The last couple of days have seen the beginnings of a huge, dramatic shift happening in a small corner of Africa: The entire government of Burkina Faso collapsed on Thursday; a day later, Burkina Faso's President Blaise Compaore resigned. Didn't know that there was (non-Ebola-related) trouble a-stirring in that particular West African hot-spot? That's alright, it's come as a shock to a lot of people. Even Compaore himself likely didn't think things would get this far.
On Friday, after days of violent protests somewhat ominously dubbed "The Black Spring," Compaore was forced to announce his resignation. Now, the country's fate remains unclear: No one knows where the Compaore is or, more importantly, who's actually in charge of the state. With the parliament being dissolved on Thursday, the constitution's guidelines — that the prime minister take charge — no longer apply. Instead, people will probably look to the military to take control. According to the New York Times, one officer assured demonstrators that the “army is henceforth at the side of the people.”
There's a lot that's unclear and generally confusing about the situation, no matter where you're standing. But let's break it down like this, starting with some geography.
Where Is Burkina Faso, Again?
The landlocked country sits in West Africa, occupying roughly 105,900 square miles between six other nations — its closest ally, the Ivory Coast, is to Burkina Faso's southwest. It's got Togo and Ghana below it, Mali above it, and Benin and Niger to the east.
So, What's Been Going On, Exactly?

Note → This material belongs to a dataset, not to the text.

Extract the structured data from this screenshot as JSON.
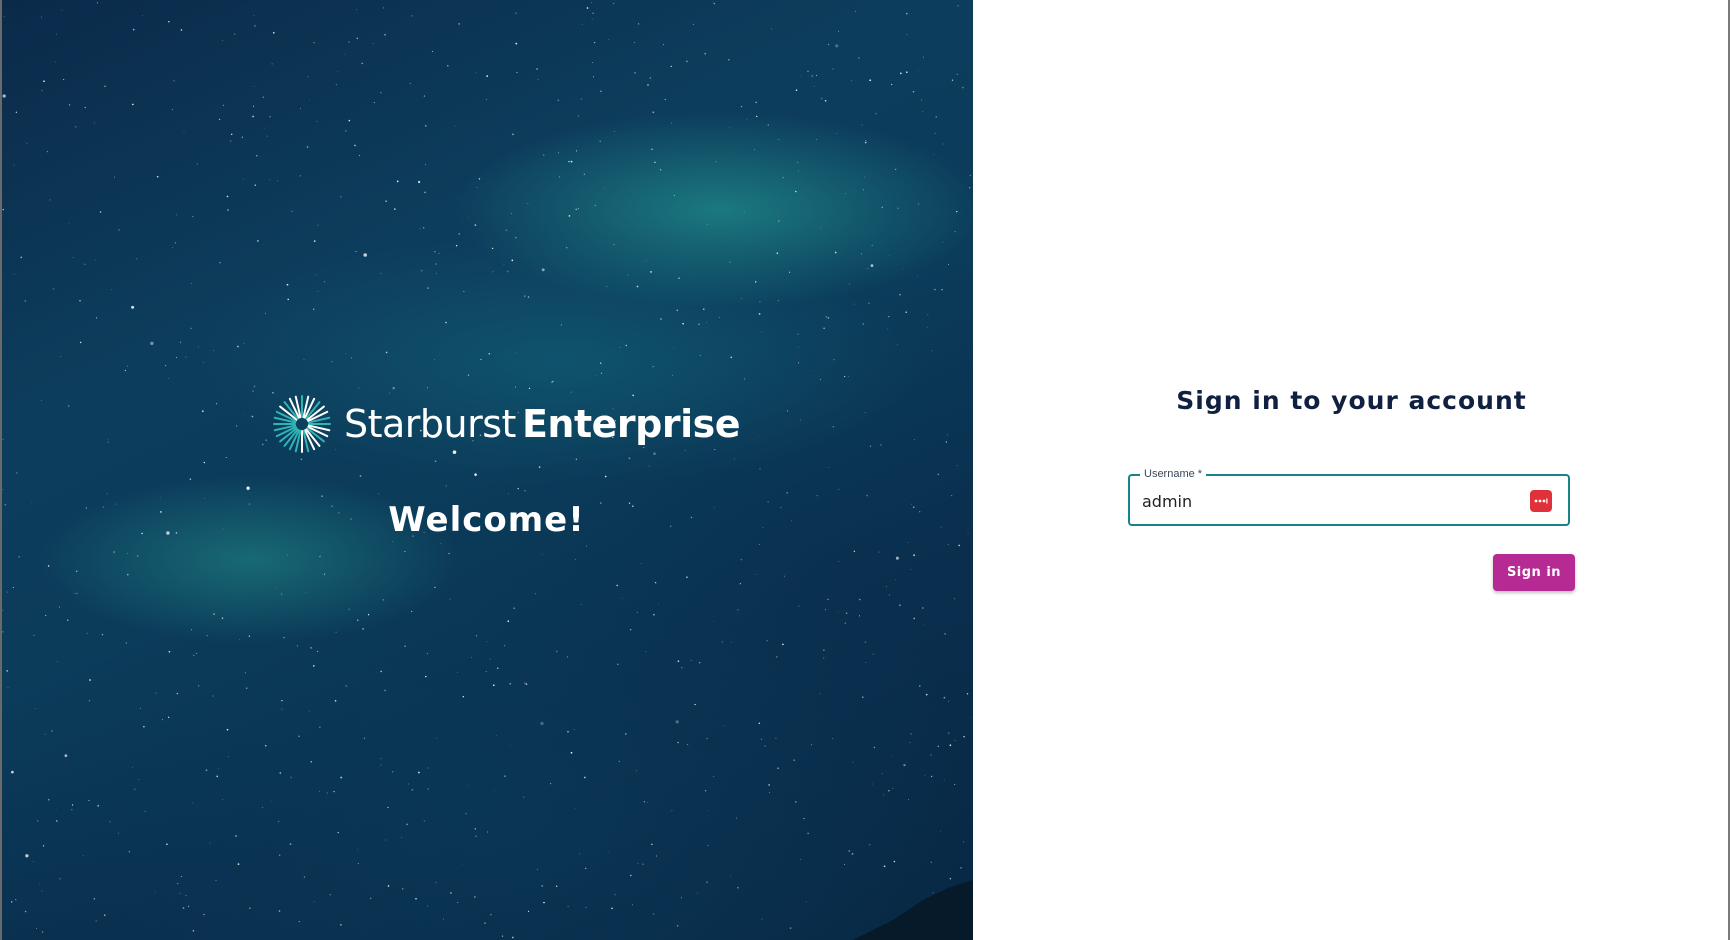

On Thursday, angry protestors in Burkina's capital, Ouagadougou, stormed the parliament building, city hill, and the headquarters of the President's political party, setting all the buildings ablaze. They also broke into and set fire to a hotel where members of parliament were thought to be staying, and ransacked the houses of the Compaore's relatives. Police responded with tear gas and bullets; five people died in the protests. As the violence grew, the President declared a state of emergency and asked for peace. Hours later, the Compaore "dissolved" the government and but refused to fully resign, saying he would stay in place while an interim government was formed.
Protestors were having none of it. The next day, tens of thousands of people flooded the streets of Ouagadougou, demanding that he get out, and now. Within hours, Compaore had announced his resignation — via an army official — and disappeared.
What Sparked This All?
Ever since a 1987 military coup, Compaore has been Burkina's president. He's gone through five terms as the country's sole leader, amounting to a whopping 27 years. On Thursday, he did what he's always done: asked his legislature to approve a law that would let him run again, by overturning a provision that caps a president at two terms. Casual.
Except, not this time. This time, people were mad, and protests — part of a larger civil disobedience campaign organized by opposition parties in reaction to this legislation — broke out.
Has This Happened Before?
Actually, yes. Since 1999, Compaore has seen at least six other outbreaks of protests and violence; just three years ago, demonstrators and soldiers again damaged government buildings and marched through the capital. Despite this, he's managed to ride along pretty much unscathed, until now.
What's Going to Happen Now?
There are varying reports on the state of Burkina Faso now, but as in the cases of similar protests and coups — think Egypt, for example — it looks like the military will be in charge for the time being. Said military chief General Honore Traore in a statement:
Considering the urgency of saving the nation, I have decided that I will assume from this day the responsibility of the head of state. I undertake a solemn engagement to proceed without delay with consultations with all parties in the country so as to start the process of returning to the constitutional order as soon as possible.
What this means for the country? Only time will tell.
Images: Rand McNally; Getty Images